Sourcing bricks for repairing or enlarging historic masonry takes finding equivalents not only in color and texture, but mechanically in shape and performance. The problem is, bricks have been made in many ways over the last 400 years—and seldom uniformly due to differences in clays, shrinkage from drying, or morphing during firing. Since matching historic bricks starts with understanding how they were produced in the past, and why they look the way they do, here’s some clues to the most widely seen types and characteristics.
Pressed (dry-clay process)
The logical, next development in brick-making was to all but eliminate water by compressing dry or semi-dry clay into molds with the immense pressure of hydraulic machinery. This dry-clay process not only obviated the need to dry bricks before firing, expediting manufacture, it enabled bricks of exceptional density and detail. Pressed bricks are noticeably heavy, hard, and smooth, with sharp edges and shapes, and therefore ideal for face brick. The primary developer of pressed brick in the 1860s was what became the Hydraulic-Press Brick Co. of St. Louis, who held patents on the technology for many years. Their products enjoyed extensive popularity from the 1880s on as highly ornamental brick replaced stone for decorative features like window and door lintels, and refined face brick became the cladding of choice for new, steel-skeleton buildings.

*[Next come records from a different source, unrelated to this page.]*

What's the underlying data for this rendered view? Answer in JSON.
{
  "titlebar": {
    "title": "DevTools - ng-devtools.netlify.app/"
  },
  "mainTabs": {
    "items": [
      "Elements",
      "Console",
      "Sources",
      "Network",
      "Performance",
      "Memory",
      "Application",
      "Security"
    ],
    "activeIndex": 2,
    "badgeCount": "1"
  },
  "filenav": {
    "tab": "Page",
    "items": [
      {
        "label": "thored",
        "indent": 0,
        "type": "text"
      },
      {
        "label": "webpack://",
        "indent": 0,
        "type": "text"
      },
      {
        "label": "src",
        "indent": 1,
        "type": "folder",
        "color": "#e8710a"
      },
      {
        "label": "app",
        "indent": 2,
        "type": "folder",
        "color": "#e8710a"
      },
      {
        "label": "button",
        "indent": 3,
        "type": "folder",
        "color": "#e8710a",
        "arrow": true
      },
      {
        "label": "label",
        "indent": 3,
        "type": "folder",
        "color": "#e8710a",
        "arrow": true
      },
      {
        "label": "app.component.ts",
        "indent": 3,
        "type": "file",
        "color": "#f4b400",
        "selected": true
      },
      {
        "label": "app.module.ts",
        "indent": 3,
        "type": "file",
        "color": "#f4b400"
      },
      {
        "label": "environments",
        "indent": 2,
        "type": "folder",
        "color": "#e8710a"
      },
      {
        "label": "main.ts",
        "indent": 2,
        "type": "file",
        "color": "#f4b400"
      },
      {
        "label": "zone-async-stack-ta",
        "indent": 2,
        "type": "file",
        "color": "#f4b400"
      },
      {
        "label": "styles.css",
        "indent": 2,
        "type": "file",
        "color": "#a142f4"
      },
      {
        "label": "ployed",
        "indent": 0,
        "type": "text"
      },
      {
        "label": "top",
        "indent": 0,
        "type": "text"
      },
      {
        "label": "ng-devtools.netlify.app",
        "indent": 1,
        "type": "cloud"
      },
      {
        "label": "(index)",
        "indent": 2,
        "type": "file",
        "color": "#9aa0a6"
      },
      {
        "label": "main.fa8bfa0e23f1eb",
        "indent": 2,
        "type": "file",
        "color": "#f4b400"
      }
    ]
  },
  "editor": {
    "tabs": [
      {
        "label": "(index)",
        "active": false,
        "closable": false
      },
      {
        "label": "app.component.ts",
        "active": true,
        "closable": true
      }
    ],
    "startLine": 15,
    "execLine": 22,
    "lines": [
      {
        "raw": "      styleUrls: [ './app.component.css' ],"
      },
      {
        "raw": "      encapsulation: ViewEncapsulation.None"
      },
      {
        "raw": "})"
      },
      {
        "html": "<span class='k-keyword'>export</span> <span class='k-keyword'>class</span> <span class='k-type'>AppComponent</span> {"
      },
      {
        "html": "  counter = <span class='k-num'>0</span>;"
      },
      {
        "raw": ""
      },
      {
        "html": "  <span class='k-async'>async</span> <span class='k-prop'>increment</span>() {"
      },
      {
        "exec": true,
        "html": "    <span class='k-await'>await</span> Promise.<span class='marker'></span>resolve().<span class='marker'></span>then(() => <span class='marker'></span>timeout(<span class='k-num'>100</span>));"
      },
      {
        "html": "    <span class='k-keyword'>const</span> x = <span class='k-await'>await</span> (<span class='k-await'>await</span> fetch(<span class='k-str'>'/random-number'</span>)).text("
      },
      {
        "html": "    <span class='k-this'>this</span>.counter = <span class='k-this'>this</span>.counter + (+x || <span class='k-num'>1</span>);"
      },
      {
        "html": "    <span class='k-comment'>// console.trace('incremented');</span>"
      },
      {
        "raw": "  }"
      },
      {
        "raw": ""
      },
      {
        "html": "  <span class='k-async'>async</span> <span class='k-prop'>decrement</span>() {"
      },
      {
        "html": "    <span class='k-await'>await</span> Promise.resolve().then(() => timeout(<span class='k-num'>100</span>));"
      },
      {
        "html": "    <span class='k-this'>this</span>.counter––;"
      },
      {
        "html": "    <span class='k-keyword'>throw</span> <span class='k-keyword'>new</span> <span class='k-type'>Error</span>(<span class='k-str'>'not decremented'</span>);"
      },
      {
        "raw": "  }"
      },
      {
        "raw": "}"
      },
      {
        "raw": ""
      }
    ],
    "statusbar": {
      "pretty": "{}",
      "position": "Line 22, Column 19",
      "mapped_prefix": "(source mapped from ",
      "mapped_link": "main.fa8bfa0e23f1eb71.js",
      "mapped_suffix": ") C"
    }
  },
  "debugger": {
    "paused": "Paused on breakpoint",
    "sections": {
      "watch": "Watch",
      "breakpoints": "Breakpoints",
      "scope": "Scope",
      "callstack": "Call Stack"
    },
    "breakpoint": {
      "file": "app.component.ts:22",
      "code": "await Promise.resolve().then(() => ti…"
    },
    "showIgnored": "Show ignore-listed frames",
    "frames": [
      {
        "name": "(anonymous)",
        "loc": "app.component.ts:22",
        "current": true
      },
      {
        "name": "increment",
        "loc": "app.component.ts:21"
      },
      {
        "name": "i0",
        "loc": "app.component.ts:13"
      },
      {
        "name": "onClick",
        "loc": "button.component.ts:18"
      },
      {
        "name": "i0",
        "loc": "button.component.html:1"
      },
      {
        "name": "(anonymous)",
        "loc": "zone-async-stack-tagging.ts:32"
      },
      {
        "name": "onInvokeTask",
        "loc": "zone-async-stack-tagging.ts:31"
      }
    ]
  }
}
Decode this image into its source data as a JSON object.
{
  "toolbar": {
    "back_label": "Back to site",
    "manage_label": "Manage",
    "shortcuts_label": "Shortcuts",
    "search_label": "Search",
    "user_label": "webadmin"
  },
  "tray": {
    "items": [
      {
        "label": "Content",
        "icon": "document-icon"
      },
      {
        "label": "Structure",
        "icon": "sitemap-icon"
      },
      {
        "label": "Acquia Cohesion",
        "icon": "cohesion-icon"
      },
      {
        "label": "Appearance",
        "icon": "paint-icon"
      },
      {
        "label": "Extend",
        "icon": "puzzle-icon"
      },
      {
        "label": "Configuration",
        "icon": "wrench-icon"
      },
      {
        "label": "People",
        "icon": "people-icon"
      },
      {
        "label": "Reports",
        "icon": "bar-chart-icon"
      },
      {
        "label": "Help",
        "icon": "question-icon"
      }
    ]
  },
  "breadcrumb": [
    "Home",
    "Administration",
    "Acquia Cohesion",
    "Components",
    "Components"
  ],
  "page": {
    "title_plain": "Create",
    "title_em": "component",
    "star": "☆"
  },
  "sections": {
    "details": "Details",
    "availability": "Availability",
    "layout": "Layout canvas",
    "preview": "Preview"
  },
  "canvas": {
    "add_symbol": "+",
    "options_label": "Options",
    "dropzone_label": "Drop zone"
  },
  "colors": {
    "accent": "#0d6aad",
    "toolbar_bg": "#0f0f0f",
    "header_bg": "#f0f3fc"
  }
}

The vagaries of natural raw materials and crude kilns increased the chances a brick would turn out either desirable, charmingly distinctive, or useless. While bricks from high-temperature zones became hard-fired, high-strength, and durable, those from low-temperature zones would be under-fired, low-strength, and slightly larger and lighter in color than hard-fired bricks. Under-fired bricks were also more porous and water-absorbing, making them unsuitable for exteriors and weather exposure. If not immediately culled as rejects, these lighter-colored “salmon bricks” might be salvaged for laying up inner walls where they would remain dry. Even today, salmon brick will not endure if recycled for exterior use. Bricks too close to the heat would be over-fired and twist and distort as they melted into a glassy state. Where minimal over-firing only glazed and darkened brick ends, these units were saved for decorative patterns in walls.
Early brick color varies widely according to the clay minerals and the makers’ limited control of them. The classic hues of red or orange come from the presence of 5% to 6% ferric oxide, an iron compound. Lime content produces cream, yellow, or greenish bricks; magnesia and alumina are the source of buff-colored bricks; blues and purples are common too. Bricks could also be face-colored with treatments such as salt glaze (sodium chloride added during firing) or, after the latter 19th century, actual colored glazes. Presence of iron salts yields an iron-spot effect, coarse grit or pebbles in the clay creates a textured surface, and the list goes on. While longstanding producers can be a source for some of the many types of historic bricks, recycled brick companies are a growing option for local or long-gone makes.
Molded (soft-mud process)
From pre-history until well into the 19th- and early-20th centuries, bricks were hand-made by hand-packing soft, wet, clay paste into wood or later metal molds to form one to six bricks at a time. After unmolding, these bricks were laid out by the thousands to dry before firing in a kiln. In the 1800s, machines mechanized the molding step somewhat, but the basic process remained the same. Molded bricks are readily identified by a frog, an indentation that typically bears the maker’s name. The soft-mud molding, as well as subsequent drying and firing, typically produces slightly rounded arises (edges) and corners and an imperfect shape. Molds might also be first dipped in water or sand to aid unmolding. Such water-struck bricks had comparatively smooth sides but rounded edges and corners. Making sanded bricks might leave sand or streaks on surfaces or a sand-finished texture, if desired.
Wire-Cut (stiff-mud or extruded process)
Brick makers attempted machines in the 1830s, but true mechanization had to wait until steam provided the power to thoroughly mix clay and ingredients, then manipulate it as a stiff paste. While an early stiff-mud machine was perfected in 1852, the invention that really propelled the industry was the wire-cut process, patented in 1863. Here a drier, stiff paste is extruded through a die (like making pasta) to produce a continuous clay ribbon that is then sliced into bricks (like cheese) by wires on a rotating wheel. The wire may cut off bricks at their sides (side-cut bricks) or ends (end-cut bricks). Bricks so produced are very consistent in composition, with precise sides and edges due to the knifelike wire. Wire-cut brick grew increasing popular throughout the Victorian era for refined brickwork and, in one form or another, extrusion is the dominant process today. The die also makes possible textures in the brick face or holes in the body that reduce weight.